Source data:
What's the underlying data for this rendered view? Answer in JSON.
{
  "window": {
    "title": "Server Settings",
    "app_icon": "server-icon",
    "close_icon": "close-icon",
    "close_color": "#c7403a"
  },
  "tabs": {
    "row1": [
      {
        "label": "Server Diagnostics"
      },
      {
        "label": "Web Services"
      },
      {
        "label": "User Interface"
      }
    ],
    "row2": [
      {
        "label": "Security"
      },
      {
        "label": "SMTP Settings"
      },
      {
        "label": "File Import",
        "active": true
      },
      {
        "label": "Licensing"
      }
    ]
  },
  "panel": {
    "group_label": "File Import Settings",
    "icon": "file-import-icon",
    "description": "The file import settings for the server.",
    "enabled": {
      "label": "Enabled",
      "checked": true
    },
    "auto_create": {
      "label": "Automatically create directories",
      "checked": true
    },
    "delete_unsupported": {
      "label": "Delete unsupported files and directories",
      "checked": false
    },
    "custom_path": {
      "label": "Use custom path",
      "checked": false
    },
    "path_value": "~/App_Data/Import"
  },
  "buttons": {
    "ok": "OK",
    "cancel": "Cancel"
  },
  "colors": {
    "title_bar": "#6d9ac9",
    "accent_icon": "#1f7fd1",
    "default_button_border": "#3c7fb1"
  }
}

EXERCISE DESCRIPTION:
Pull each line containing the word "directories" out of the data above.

TASK RESULT:
      "label": "Automatically create directories",
      "label": "Delete unsupported files and directories",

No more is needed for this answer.